Self-publishing on Kindle!
Okay, I know that sounded cheesy and trashy, like a late-night TV sales pitch, but, apparently, it could be true, too!
The news has been all abuzz about relatively young author Amanda Hocking who’s sold thousands of ebooks via the Amazon Kindle store and the Barnes & Noble ebook store. According to the article, “She gets to keep 70% of her book sales — and she sells around 100,000 copies per month.” Even at her $0.99 to $3 price-point, that’s nothing to sneeze at! I’m sure that the article is only showing the most optimistic measurements of her sales, but, even at that, she has to be making some great money. I mean, let’s do the math on it; if she sold 100,000 copies in one *year* at $0.99 each, she’d make about $70,000 per year, before taxes and expenses. And the article says that she does that in ONE MONTH.
Of course, the article goes on to explore the phenomena, explaining that it’s the low price which helps to fuel sales.
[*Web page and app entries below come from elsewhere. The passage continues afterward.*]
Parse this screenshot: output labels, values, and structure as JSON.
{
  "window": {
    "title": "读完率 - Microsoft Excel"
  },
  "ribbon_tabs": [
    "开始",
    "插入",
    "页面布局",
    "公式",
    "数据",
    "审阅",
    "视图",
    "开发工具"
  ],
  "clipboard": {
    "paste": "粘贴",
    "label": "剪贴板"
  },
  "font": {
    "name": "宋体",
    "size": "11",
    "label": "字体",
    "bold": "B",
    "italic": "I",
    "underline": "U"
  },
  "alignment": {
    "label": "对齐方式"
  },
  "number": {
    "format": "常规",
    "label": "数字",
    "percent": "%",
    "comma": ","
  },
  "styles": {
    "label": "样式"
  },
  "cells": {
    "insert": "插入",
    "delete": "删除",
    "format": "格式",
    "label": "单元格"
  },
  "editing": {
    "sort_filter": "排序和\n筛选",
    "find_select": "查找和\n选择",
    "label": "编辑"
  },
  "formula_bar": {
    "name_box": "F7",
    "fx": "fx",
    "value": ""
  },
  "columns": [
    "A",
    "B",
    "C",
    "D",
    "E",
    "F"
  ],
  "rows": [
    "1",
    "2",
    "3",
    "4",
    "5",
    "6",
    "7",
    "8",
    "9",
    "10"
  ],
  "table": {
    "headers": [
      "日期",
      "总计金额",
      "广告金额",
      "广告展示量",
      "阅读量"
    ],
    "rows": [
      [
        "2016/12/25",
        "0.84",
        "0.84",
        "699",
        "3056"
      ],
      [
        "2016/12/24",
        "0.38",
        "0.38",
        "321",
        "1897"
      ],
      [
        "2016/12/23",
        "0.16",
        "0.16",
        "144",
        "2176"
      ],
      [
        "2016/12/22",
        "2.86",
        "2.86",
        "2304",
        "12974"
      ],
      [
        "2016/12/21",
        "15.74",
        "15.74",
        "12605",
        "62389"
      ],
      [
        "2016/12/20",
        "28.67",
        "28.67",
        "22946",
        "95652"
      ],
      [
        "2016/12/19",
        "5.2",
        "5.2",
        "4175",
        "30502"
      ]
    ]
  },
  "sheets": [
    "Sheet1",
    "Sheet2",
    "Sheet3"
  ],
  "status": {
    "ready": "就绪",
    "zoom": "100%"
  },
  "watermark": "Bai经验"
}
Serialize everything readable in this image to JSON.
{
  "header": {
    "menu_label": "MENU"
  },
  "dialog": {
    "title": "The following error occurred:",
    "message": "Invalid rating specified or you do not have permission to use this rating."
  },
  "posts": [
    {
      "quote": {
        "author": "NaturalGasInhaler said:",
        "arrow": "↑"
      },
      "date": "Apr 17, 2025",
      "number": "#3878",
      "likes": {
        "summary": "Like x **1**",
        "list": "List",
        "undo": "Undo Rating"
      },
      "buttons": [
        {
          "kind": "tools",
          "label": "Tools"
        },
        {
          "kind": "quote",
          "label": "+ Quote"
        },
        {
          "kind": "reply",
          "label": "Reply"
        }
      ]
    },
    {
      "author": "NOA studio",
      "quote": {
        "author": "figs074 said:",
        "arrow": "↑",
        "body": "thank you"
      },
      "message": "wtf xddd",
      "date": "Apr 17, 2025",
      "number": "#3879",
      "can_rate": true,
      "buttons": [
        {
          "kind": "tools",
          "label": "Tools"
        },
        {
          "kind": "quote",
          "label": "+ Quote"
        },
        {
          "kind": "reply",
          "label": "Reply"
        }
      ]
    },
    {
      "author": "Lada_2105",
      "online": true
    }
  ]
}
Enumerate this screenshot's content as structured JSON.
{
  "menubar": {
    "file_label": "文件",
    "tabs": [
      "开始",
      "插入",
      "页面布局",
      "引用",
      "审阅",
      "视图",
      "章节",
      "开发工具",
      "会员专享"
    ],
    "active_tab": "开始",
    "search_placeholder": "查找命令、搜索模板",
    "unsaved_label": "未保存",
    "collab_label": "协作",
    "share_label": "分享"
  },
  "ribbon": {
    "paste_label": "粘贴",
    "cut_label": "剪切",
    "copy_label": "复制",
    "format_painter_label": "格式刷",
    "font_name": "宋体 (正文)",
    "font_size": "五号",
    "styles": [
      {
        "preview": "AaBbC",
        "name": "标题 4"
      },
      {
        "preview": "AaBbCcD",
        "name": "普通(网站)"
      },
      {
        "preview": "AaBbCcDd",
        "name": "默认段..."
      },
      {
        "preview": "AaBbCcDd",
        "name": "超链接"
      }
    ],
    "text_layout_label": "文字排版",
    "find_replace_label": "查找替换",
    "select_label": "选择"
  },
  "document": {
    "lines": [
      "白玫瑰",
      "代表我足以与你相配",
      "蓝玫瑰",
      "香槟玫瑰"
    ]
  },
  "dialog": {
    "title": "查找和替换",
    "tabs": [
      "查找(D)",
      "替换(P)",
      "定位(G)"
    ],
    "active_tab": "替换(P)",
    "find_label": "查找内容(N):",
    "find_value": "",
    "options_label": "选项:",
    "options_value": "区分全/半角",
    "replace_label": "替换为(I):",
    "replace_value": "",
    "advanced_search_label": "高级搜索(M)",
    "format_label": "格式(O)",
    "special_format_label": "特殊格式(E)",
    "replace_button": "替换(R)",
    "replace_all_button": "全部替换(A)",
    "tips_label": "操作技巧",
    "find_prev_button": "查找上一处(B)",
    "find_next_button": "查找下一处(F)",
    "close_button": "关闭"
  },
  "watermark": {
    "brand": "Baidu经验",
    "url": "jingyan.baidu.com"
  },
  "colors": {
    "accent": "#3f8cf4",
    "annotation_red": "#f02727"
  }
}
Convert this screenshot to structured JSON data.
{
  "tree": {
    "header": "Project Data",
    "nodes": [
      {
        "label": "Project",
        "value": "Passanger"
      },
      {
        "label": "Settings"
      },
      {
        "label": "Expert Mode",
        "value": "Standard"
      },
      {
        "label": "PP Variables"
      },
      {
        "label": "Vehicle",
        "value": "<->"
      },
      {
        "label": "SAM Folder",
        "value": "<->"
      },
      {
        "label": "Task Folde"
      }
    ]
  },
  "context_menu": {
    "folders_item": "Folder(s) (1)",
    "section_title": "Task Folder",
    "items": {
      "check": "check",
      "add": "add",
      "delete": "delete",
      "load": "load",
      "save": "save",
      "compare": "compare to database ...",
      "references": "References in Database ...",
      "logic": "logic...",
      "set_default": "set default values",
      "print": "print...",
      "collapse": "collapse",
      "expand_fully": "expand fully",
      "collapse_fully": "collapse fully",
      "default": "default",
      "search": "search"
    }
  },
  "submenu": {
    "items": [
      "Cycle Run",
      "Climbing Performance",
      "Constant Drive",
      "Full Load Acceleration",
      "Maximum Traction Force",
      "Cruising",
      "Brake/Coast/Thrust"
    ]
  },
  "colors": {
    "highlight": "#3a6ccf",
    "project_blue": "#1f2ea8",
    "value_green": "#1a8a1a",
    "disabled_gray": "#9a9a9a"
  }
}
The basic speculation is that consumers are more willing to take a risk on a “book” which costs about as much as a candy bar or a soda, so they buy more of them as an impulse buy. Even if they decide later that they don’t like the work, it doesn’t matter too much, because all they’ve risked is a tiny amount. Minimal investment for a minimal expectation.
I’ve seen plenty of pundits complain about how this will damage the publishing market, but, will it really? Or, will it simply change how that market functions?
Look, I’ll be honest; I find this very exciting.
One of the biggest barriers, real or perceived, for new writers is getting published. Getting that first publication credit, and the check for the first paid publication, often seem like an unobtainable Holy Grail. If some new authors started to follow this model, there might be more of us who can actually make a living at it. Seriously! But, I think, more importantly, struggling writers looking for motivation may find it in a couple of small payments. I’m often surprised how quickly I can get motivated to make as little as a monthly $25. Now, imagine that on a larger scale. Granted, self-publishing, even digital self-publishing, is a bit of extra work, but the motivation of actual payment may be enough to keep a floundering writer inspired enough to continue on.
And, yes, I know that since the original article I linked to in the opening paragraph came out, Ms. Hocking has gotten a more traditional book deal with a traditional publisher, but, really, does that invalidate the system? I don’t think so. I don’t think she would have gotten that deal if not for publishing in a non-traditional way first. And, hey, while waiting for the big publishing houses to find her, she was making money. I think that’s pretty damn good, myself.